(I've run into 3rd party app code at times that does stuff like update
and rollback, unexpectedly).
@home.com is bogus.
I have often wondered about the black magic xmltype's as well. I can
say that by using logminer as well as dba_hist_sqltext I have verified
there are zero updates to these rows after they are inserted.
I am watching it happen as I type this, as I fend off arguments of
Oracle being "expensive, slow, and bloated"...yeah, a real fun day.
The session I am watching is selecting records inserted between 6AM
and 9AM this morning. It has been running for about 80 minutes, and
fetched a total of about 250,000 rows. For the last 30 minutes it has
fetched less than 2.000 while incrementing the "transaction tables
consistent reads - undo records applied" by almost 2 million. The
session has 256 counters for "transaction tables consistent read
Once again, range scan of the create_time index. It will eventually
(if it doesn't ORA-01555) fetch about 300,000 rows in total.
I am at a loss.
I am just re-reading your post.
The trouble with your requirement is that we really need to do a
backwards tablescan - because it's probably the data near the end of
the table that is changing>>
This is true.
while you are "wasting" time reading all the data from the start of
the table.

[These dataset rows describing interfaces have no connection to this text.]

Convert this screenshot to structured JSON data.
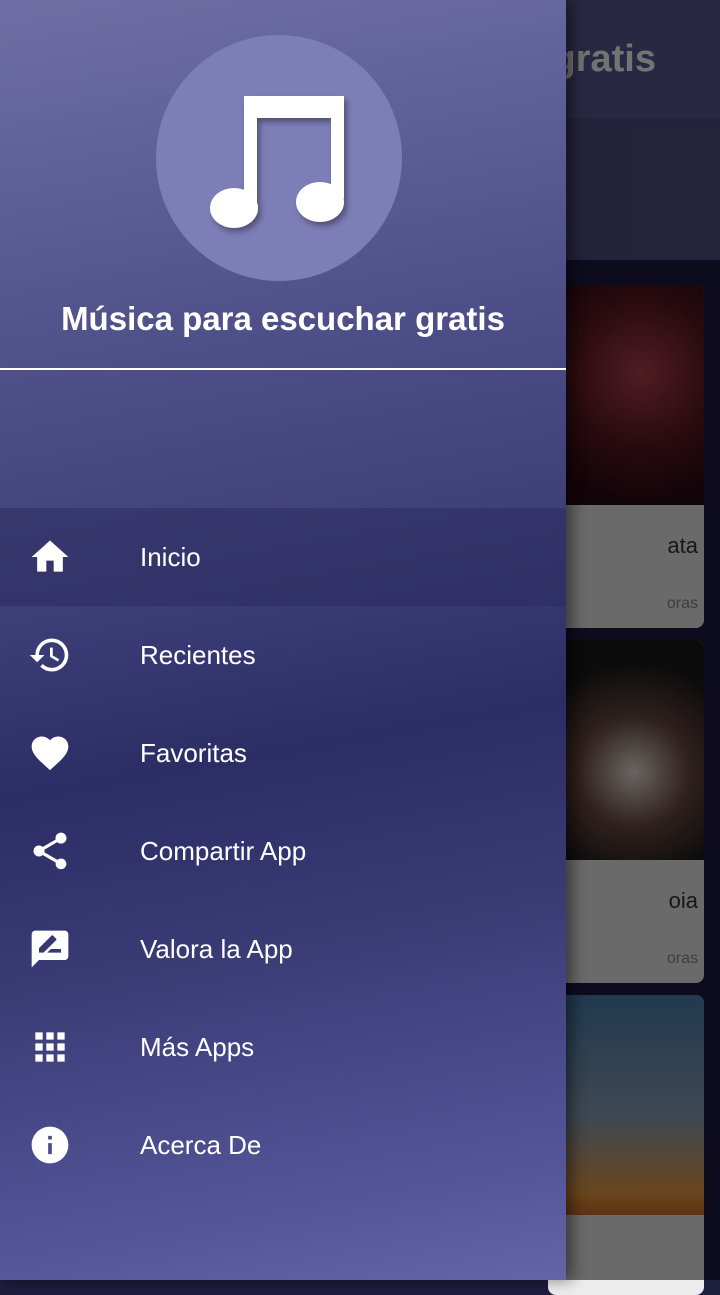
{
  "background_app": {
    "title": "gratis",
    "cards": [
      {
        "title": "ata",
        "subtitle": "oras"
      },
      {
        "title": "oia",
        "subtitle": "oras"
      },
      {
        "title": "",
        "subtitle": ""
      }
    ]
  },
  "drawer": {
    "header": {
      "logo_icon": "music-note-icon",
      "title": "Música para escuchar gratis"
    },
    "items": [
      {
        "label": "Inicio",
        "icon": "home-icon",
        "selected": true
      },
      {
        "label": "Recientes",
        "icon": "history-icon",
        "selected": false
      },
      {
        "label": "Favoritas",
        "icon": "heart-icon",
        "selected": false
      },
      {
        "label": "Compartir App",
        "icon": "share-icon",
        "selected": false
      },
      {
        "label": "Valora la App",
        "icon": "rate-review-icon",
        "selected": false
      },
      {
        "label": "Más Apps",
        "icon": "apps-grid-icon",
        "selected": false
      },
      {
        "label": "Acerca De",
        "icon": "info-icon",
        "selected": false
      }
    ]
  },
  "colors": {
    "drawer_top": "#6f6fa6",
    "drawer_mid": "#2c2d65",
    "logo_circle": "#7d7db7",
    "app_bar": "#5a5a92",
    "text": "#ffffff"
  }
}
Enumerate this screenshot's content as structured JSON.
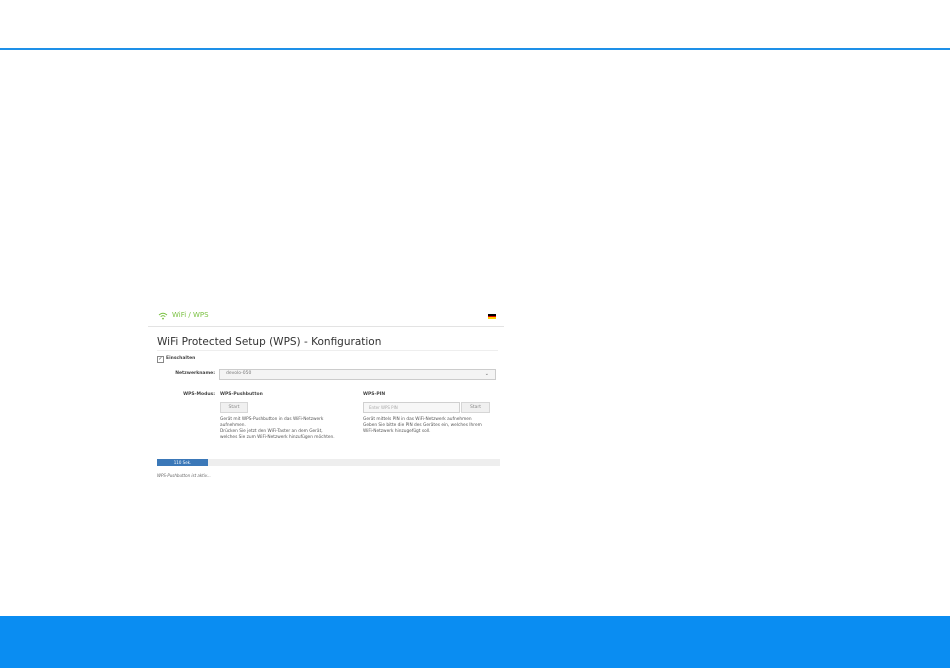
{
  "header": {
    "accent_color": "#1e90e8"
  },
  "breadcrumb": {
    "text": "WiFi / WPS",
    "color": "#7ac142",
    "icon": "wifi-icon"
  },
  "language": {
    "icon": "german-flag-icon"
  },
  "page": {
    "title": "WiFi Protected Setup (WPS) - Konfiguration"
  },
  "enable": {
    "label": "Einschalten",
    "checked": true
  },
  "network": {
    "label": "Netzwerkname:",
    "value": "devolo-050"
  },
  "wps_mode": {
    "label": "WPS-Modus:",
    "pushbutton": {
      "heading": "WPS-Pushbutton",
      "button": "Start",
      "description": [
        "Gerät mit WPS-Pushbutton in das WiFi-Netzwerk",
        "aufnehmen.",
        "Drücken Sie jetzt den WiFi-Taster an dem Gerät,",
        "welches Sie zum WiFi-Netzwerk hinzufügen möchten."
      ]
    },
    "pin": {
      "heading": "WPS-PIN",
      "placeholder": "Enter WPS PIN",
      "button": "Start",
      "description": [
        "Gerät mittels PIN in das WiFi-Netzwerk aufnehmen",
        "Geben Sie bitte die PIN des Gerätes ein, welches Ihrem",
        "WiFi-Netzwerk hinzugefügt soll."
      ]
    }
  },
  "progress": {
    "label": "110 Sek.",
    "fraction": 0.15,
    "color": "#3b78b8"
  },
  "status": {
    "text": "WPS-Pushbutton ist aktiv..."
  },
  "footer": {
    "color": "#0a8df2"
  }
}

Unfortunately there is no such hint - but if it's really
critical, you could write some code to scan the table one extent at a
time in reverse order.
Are you suggesting that if I were to scan the *newest* rows prior to
the "real" job reading older rows, that may help? If so, that would
be fairly easy, as I can identify them by create_time.